▶ **SOURCE MATERIAL**
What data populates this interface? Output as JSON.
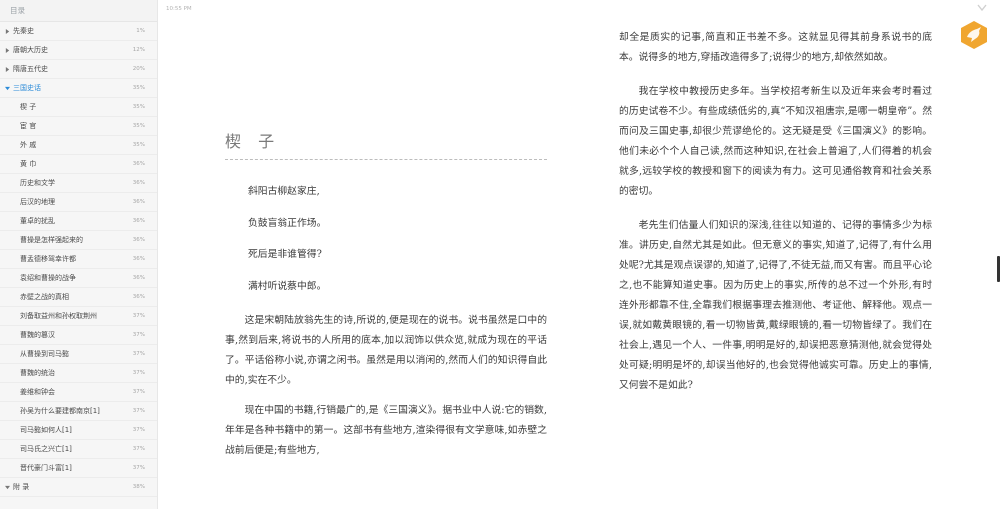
{
  "sidebar": {
    "title": "目录",
    "items": [
      {
        "label": "先秦史",
        "pct": "1%",
        "level": 0,
        "caret": "collapsed"
      },
      {
        "label": "唐朝大历史",
        "pct": "12%",
        "level": 0,
        "caret": "collapsed"
      },
      {
        "label": "隋唐五代史",
        "pct": "20%",
        "level": 0,
        "caret": "collapsed"
      },
      {
        "label": "三国史话",
        "pct": "35%",
        "level": 0,
        "caret": "expanded",
        "active": true
      },
      {
        "label": "楔 子",
        "pct": "35%",
        "level": 1
      },
      {
        "label": "宦 官",
        "pct": "35%",
        "level": 1
      },
      {
        "label": "外 戚",
        "pct": "35%",
        "level": 1
      },
      {
        "label": "黄 巾",
        "pct": "36%",
        "level": 1
      },
      {
        "label": "历史和文学",
        "pct": "36%",
        "level": 1
      },
      {
        "label": "后汉的地理",
        "pct": "36%",
        "level": 1
      },
      {
        "label": "董卓的扰乱",
        "pct": "36%",
        "level": 1
      },
      {
        "label": "曹操是怎样强起来的",
        "pct": "36%",
        "level": 1
      },
      {
        "label": "曹孟德移驾幸许都",
        "pct": "36%",
        "level": 1
      },
      {
        "label": "袁绍和曹操的战争",
        "pct": "36%",
        "level": 1
      },
      {
        "label": "赤壁之战的真相",
        "pct": "36%",
        "level": 1
      },
      {
        "label": "刘备取益州和孙权取荆州",
        "pct": "37%",
        "level": 1
      },
      {
        "label": "曹魏的篡汉",
        "pct": "37%",
        "level": 1
      },
      {
        "label": "从曹操到司马懿",
        "pct": "37%",
        "level": 1
      },
      {
        "label": "曹魏的统治",
        "pct": "37%",
        "level": 1
      },
      {
        "label": "姜维和钟会",
        "pct": "37%",
        "level": 1
      },
      {
        "label": "孙吴为什么要建都南京[1]",
        "pct": "37%",
        "level": 1
      },
      {
        "label": "司马懿如何人[1]",
        "pct": "37%",
        "level": 1
      },
      {
        "label": "司马氏之兴亡[1]",
        "pct": "37%",
        "level": 1
      },
      {
        "label": "晋代豪门斗富[1]",
        "pct": "37%",
        "level": 1
      },
      {
        "label": "附 录",
        "pct": "38%",
        "level": 0,
        "caret": "expanded"
      }
    ]
  },
  "reader": {
    "time": "10:55 PM",
    "chapter_title": "楔 子",
    "poem": [
      "斜阳古柳赵家庄,",
      "负鼓盲翁正作场。",
      "死后是非谁管得?",
      "满村听说蔡中郎。"
    ],
    "left_paragraphs": [
      "这是宋朝陆放翁先生的诗,所说的,便是现在的说书。说书虽然是口中的事,然到后来,将说书的人所用的底本,加以润饰以供众览,就成为现在的平话了。平话俗称小说,亦谓之闲书。虽然是用以消闲的,然而人们的知识得自此中的,实在不少。",
      "现在中国的书籍,行销最广的,是《三国演义》。据书业中人说:它的销数,年年是各种书籍中的第一。这部书有些地方,渲染得很有文学意味,如赤壁之战前后便是;有些地方,"
    ],
    "right_paragraphs": [
      "却全是质实的记事,简直和正书差不多。这就显见得其前身系说书的底本。说得多的地方,穿插改造得多了;说得少的地方,却依然如故。",
      "我在学校中教授历史多年。当学校招考新生以及近年来会考时看过的历史试卷不少。有些成绩低劣的,真“不知汉祖唐宗,是哪一朝皇帝”。然而问及三国史事,却很少荒谬绝伦的。这无疑是受《三国演义》的影响。他们未必个个人自己读,然而这种知识,在社会上普遍了,人们得着的机会就多,远较学校的教授和窗下的阅读为有力。这可见通俗教育和社会关系的密切。",
      "老先生们估量人们知识的深浅,往往以知道的、记得的事情多少为标准。讲历史,自然尤其是如此。但无意义的事实,知道了,记得了,有什么用处呢?尤其是观点误谬的,知道了,记得了,不徒无益,而又有害。而且平心论之,也不能算知道史事。因为历史上的事实,所传的总不过一个外形,有时连外形都靠不住,全靠我们根据事理去推测他、考证他、解释他。观点一误,就如戴黄眼镜的,看一切物皆黄,戴绿眼镜的,看一切物皆绿了。我们在社会上,遇见一个人、一件事,明明是好的,却误把恶意猜测他,就会觉得处处可疑;明明是坏的,却误当他好的,也会觉得他诚实可靠。历史上的事情,又何尝不是如此?"
    ]
  },
  "colors": {
    "accent": "#2b8bd8",
    "badge": "#f0a630"
  },
  "icons": {
    "caret_collapsed": "caret-right-icon",
    "caret_expanded": "caret-down-icon",
    "badge": "bird-book-icon",
    "bookmark": "chevron-down-icon"
  }
}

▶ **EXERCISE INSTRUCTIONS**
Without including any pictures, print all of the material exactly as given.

▶ **RESPONSE TO THE TASK**
What data populates this interface? Output as JSON.
{
  "sidebar": {
    "title": "目录",
    "items": [
      {
        "label": "先秦史",
        "pct": "1%",
        "level": 0,
        "caret": "collapsed"
      },
      {
        "label": "唐朝大历史",
        "pct": "12%",
        "level": 0,
        "caret": "collapsed"
      },
      {
        "label": "隋唐五代史",
        "pct": "20%",
        "level": 0,
        "caret": "collapsed"
      },
      {
        "label": "三国史话",
        "pct": "35%",
        "level": 0,
        "caret": "expanded",
        "active": true
      },
      {
        "label": "楔 子",
        "pct": "35%",
        "level": 1
      },
      {
        "label": "宦 官",
        "pct": "35%",
        "level": 1
      },
      {
        "label": "外 戚",
        "pct": "35%",
        "level": 1
      },
      {
        "label": "黄 巾",
        "pct": "36%",
        "level": 1
      },
      {
        "label": "历史和文学",
        "pct": "36%",
        "level": 1
      },
      {
        "label": "后汉的地理",
        "pct": "36%",
        "level": 1
      },
      {
        "label": "董卓的扰乱",
        "pct": "36%",
        "level": 1
      },
      {
        "label": "曹操是怎样强起来的",
        "pct": "36%",
        "level": 1
      },
      {
        "label": "曹孟德移驾幸许都",
        "pct": "36%",
        "level": 1
      },
      {
        "label": "袁绍和曹操的战争",
        "pct": "36%",
        "level": 1
      },
      {
        "label": "赤壁之战的真相",
        "pct": "36%",
        "level": 1
      },
      {
        "label": "刘备取益州和孙权取荆州",
        "pct": "37%",
        "level": 1
      },
      {
        "label": "曹魏的篡汉",
        "pct": "37%",
        "level": 1
      },
      {
        "label": "从曹操到司马懿",
        "pct": "37%",
        "level": 1
      },
      {
        "label": "曹魏的统治",
        "pct": "37%",
        "level": 1
      },
      {
        "label": "姜维和钟会",
        "pct": "37%",
        "level": 1
      },
      {
        "label": "孙吴为什么要建都南京[1]",
        "pct": "37%",
        "level": 1
      },
      {
        "label": "司马懿如何人[1]",
        "pct": "37%",
        "level": 1
      },
      {
        "label": "司马氏之兴亡[1]",
        "pct": "37%",
        "level": 1
      },
      {
        "label": "晋代豪门斗富[1]",
        "pct": "37%",
        "level": 1
      },
      {
        "label": "附 录",
        "pct": "38%",
        "level": 0,
        "caret": "expanded"
      }
    ]
  },
  "reader": {
    "time": "10:55 PM",
    "chapter_title": "楔 子",
    "poem": [
      "斜阳古柳赵家庄,",
      "负鼓盲翁正作场。",
      "死后是非谁管得?",
      "满村听说蔡中郎。"
    ],
    "left_paragraphs": [
      "这是宋朝陆放翁先生的诗,所说的,便是现在的说书。说书虽然是口中的事,然到后来,将说书的人所用的底本,加以润饰以供众览,就成为现在的平话了。平话俗称小说,亦谓之闲书。虽然是用以消闲的,然而人们的知识得自此中的,实在不少。",
      "现在中国的书籍,行销最广的,是《三国演义》。据书业中人说:它的销数,年年是各种书籍中的第一。这部书有些地方,渲染得很有文学意味,如赤壁之战前后便是;有些地方,"
    ],
    "right_paragraphs": [
      "却全是质实的记事,简直和正书差不多。这就显见得其前身系说书的底本。说得多的地方,穿插改造得多了;说得少的地方,却依然如故。",
      "我在学校中教授历史多年。当学校招考新生以及近年来会考时看过的历史试卷不少。有些成绩低劣的,真“不知汉祖唐宗,是哪一朝皇帝”。然而问及三国史事,却很少荒谬绝伦的。这无疑是受《三国演义》的影响。他们未必个个人自己读,然而这种知识,在社会上普遍了,人们得着的机会就多,远较学校的教授和窗下的阅读为有力。这可见通俗教育和社会关系的密切。",
      "老先生们估量人们知识的深浅,往往以知道的、记得的事情多少为标准。讲历史,自然尤其是如此。但无意义的事实,知道了,记得了,有什么用处呢?尤其是观点误谬的,知道了,记得了,不徒无益,而又有害。而且平心论之,也不能算知道史事。因为历史上的事实,所传的总不过一个外形,有时连外形都靠不住,全靠我们根据事理去推测他、考证他、解释他。观点一误,就如戴黄眼镜的,看一切物皆黄,戴绿眼镜的,看一切物皆绿了。我们在社会上,遇见一个人、一件事,明明是好的,却误把恶意猜测他,就会觉得处处可疑;明明是坏的,却误当他好的,也会觉得他诚实可靠。历史上的事情,又何尝不是如此?"
    ]
  },
  "colors": {
    "accent": "#2b8bd8",
    "badge": "#f0a630"
  },
  "icons": {
    "caret_collapsed": "caret-right-icon",
    "caret_expanded": "caret-down-icon",
    "badge": "bird-book-icon",
    "bookmark": "chevron-down-icon"
  }
}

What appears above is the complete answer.